An unmanned, self-driving truck now is hauling cargo on a short stretch of public road in Sweden.
The cabless, battery-electric “T-pod” vehicle, designed by technology startup Einride, began operating on the new route on May 15 as part of a pilot program with transportation firm DB Schenker.
The 23-foot cargo vehicle, which has no driver’s seat, pedals or steering wheel, will navigate traffic as it conducts daily freight runs at very low speeds along a 300-meter course between a warehouse and a truck terminal at DB Schenker’s facility in Jönköping.
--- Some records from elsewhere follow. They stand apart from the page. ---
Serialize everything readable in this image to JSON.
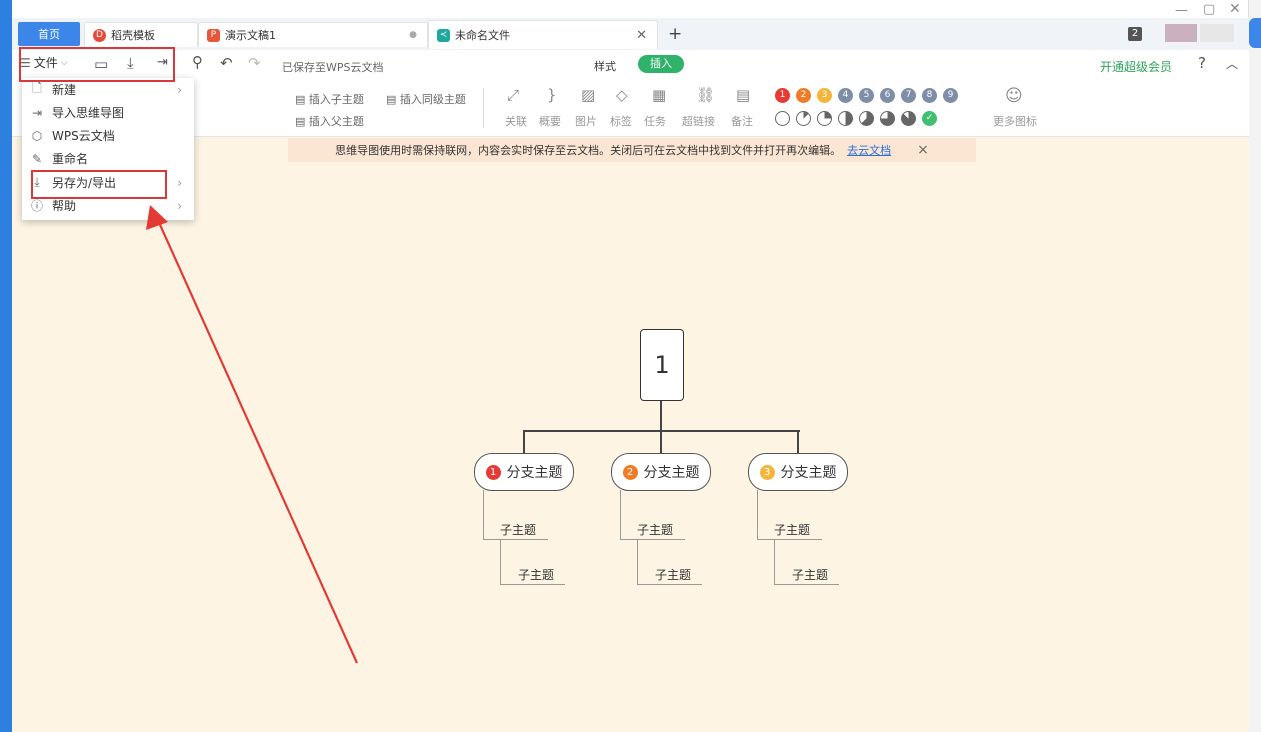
{
  "tabs": {
    "home": "首页",
    "t1": "稻壳模板",
    "t2": "演示文稿1",
    "t3": "未命名文件",
    "add": "+",
    "badge": "2"
  },
  "toolbar": {
    "file_label": "文件",
    "saved_status": "已保存至WPS云文档",
    "tab_style": "样式",
    "tab_insert": "插入",
    "vip_link": "开通超级会员",
    "help_icon_label": "?",
    "insert_child": "插入子主题",
    "insert_sibling": "插入同级主题",
    "insert_parent": "插入父主题",
    "tools": [
      "关联",
      "概要",
      "图片",
      "标签",
      "任务",
      "超链接",
      "备注"
    ],
    "more_icons": "更多图标"
  },
  "priority_colors": [
    "#e63b34",
    "#f07b26",
    "#f4b63a",
    "#7e8ea8",
    "#7e8ea8",
    "#7e8ea8",
    "#7e8ea8",
    "#7e8ea8",
    "#7e8ea8"
  ],
  "priority_labels": [
    "1",
    "2",
    "3",
    "4",
    "5",
    "6",
    "7",
    "8",
    "9"
  ],
  "notice": {
    "text": "思维导图使用时需保持联网，内容会实时保存至云文档。关闭后可在云文档中找到文件并打开再次编辑。",
    "link": "去云文档",
    "close": "×"
  },
  "file_menu": {
    "items": [
      {
        "label": "新建",
        "has_sub": true
      },
      {
        "label": "导入思维导图",
        "has_sub": false
      },
      {
        "label": "WPS云文档",
        "has_sub": false
      },
      {
        "label": "重命名",
        "has_sub": false
      },
      {
        "label": "另存为/导出",
        "has_sub": true
      },
      {
        "label": "帮助",
        "has_sub": true
      }
    ]
  },
  "mindmap": {
    "root": "1",
    "branches": [
      {
        "num": "1",
        "label": "分支主题",
        "color": "#e63b34",
        "subs": [
          "子主题",
          "子主题"
        ]
      },
      {
        "num": "2",
        "label": "分支主题",
        "color": "#f07b26",
        "subs": [
          "子主题",
          "子主题"
        ]
      },
      {
        "num": "3",
        "label": "分支主题",
        "color": "#f4b63a",
        "subs": [
          "子主题",
          "子主题"
        ]
      }
    ]
  }
}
The route is in an industrial area, but includes a 100-meter section of road that also is used by other vehicles, Einride said.
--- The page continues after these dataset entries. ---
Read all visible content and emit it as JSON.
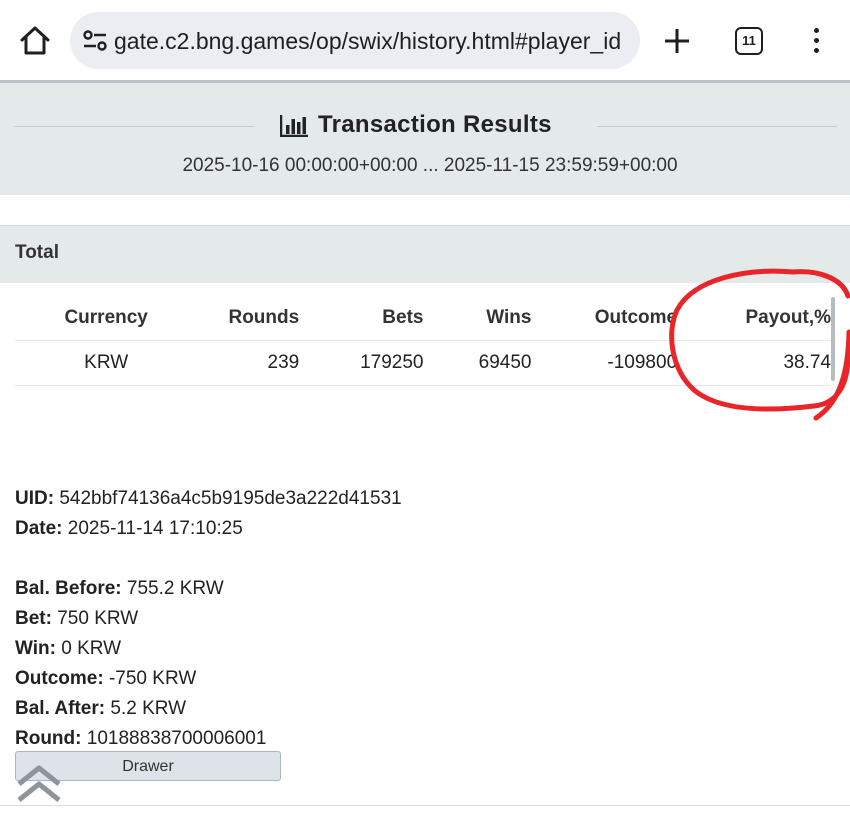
{
  "browser": {
    "url": "gate.c2.bng.games/op/swix/history.html#player_id",
    "tab_count": "11"
  },
  "header": {
    "title": "Transaction Results",
    "date_range": "2025-10-16 00:00:00+00:00 ... 2025-11-15 23:59:59+00:00"
  },
  "total": {
    "section_label": "Total",
    "columns": [
      "Currency",
      "Rounds",
      "Bets",
      "Wins",
      "Outcome",
      "Payout,%"
    ],
    "rows": [
      [
        "KRW",
        "239",
        "179250",
        "69450",
        "-109800",
        "38.74"
      ]
    ]
  },
  "details": {
    "uid_label": "UID:",
    "uid": "542bbf74136a4c5b9195de3a222d41531",
    "date_label": "Date:",
    "date": "2025-11-14 17:10:25",
    "bal_before_label": "Bal. Before:",
    "bal_before": "755.2 KRW",
    "bet_label": "Bet:",
    "bet": "750 KRW",
    "win_label": "Win:",
    "win": "0 KRW",
    "outcome_label": "Outcome:",
    "outcome": "-750 KRW",
    "bal_after_label": "Bal. After:",
    "bal_after": "5.2 KRW",
    "round_label": "Round:",
    "round": "10188838700006001"
  },
  "drawer_label": "Drawer",
  "colors": {
    "header_bg": "#e4e9ea",
    "annotation": "#e8262a",
    "drawer_bg": "#dde3e9"
  },
  "icons": [
    "home-icon",
    "site-settings-icon",
    "plus-icon",
    "tab-switcher-icon",
    "more-vert-icon",
    "bar-chart-icon",
    "scroll-top-icon"
  ]
}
“Autonomous trucks will become increasingly important for the logistics sector,” DB Schenker CEO Jochen Thewes said in a statement. “Together with Einride, we have now introduced autonomous, fully electric trucks to a continuous flow on a public road — a milestone in the transition to the transport system of tomorrow.”
The Swedish Transport Agency in March approved a permit that allows the T-pod to travel on the public road through the end of 2020.
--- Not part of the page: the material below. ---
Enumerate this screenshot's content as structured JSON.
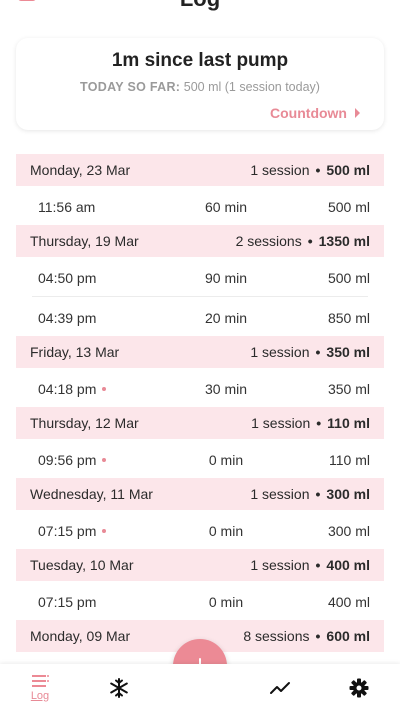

The permit limits the vehicle’s speed to 5 kilometers per hour, or about 3 mph.
Robert Falck, Einride’s founder and CEO, also hailed the T-pod’s debut on the new route as a landmark moment in his company’s “movement to create a safe, efficient and sustainable transport solution, based on autonomous, electric vehicles.”
The T-pod can carry up to 15 pallets and uses onboard sensors and machine vision to track its surroundings.
Although Einride’s T-pods are unmanned, remote drivers monitor the self-driving vehicles and can take control if necessary.
Einride’s partnership with DB Schenker, formed in April 2018, includes the operation in Jönköping as well as an option for additional pilots internationally.
More than a year ago, Einride showcased its T-pod at the Transportation Research Board’s 2018 annual meeting in Washington.
The Stockholm-based company also has interest in potentially bringing its autonomous transport system to the North American market, Falck told Transport Topics at the time.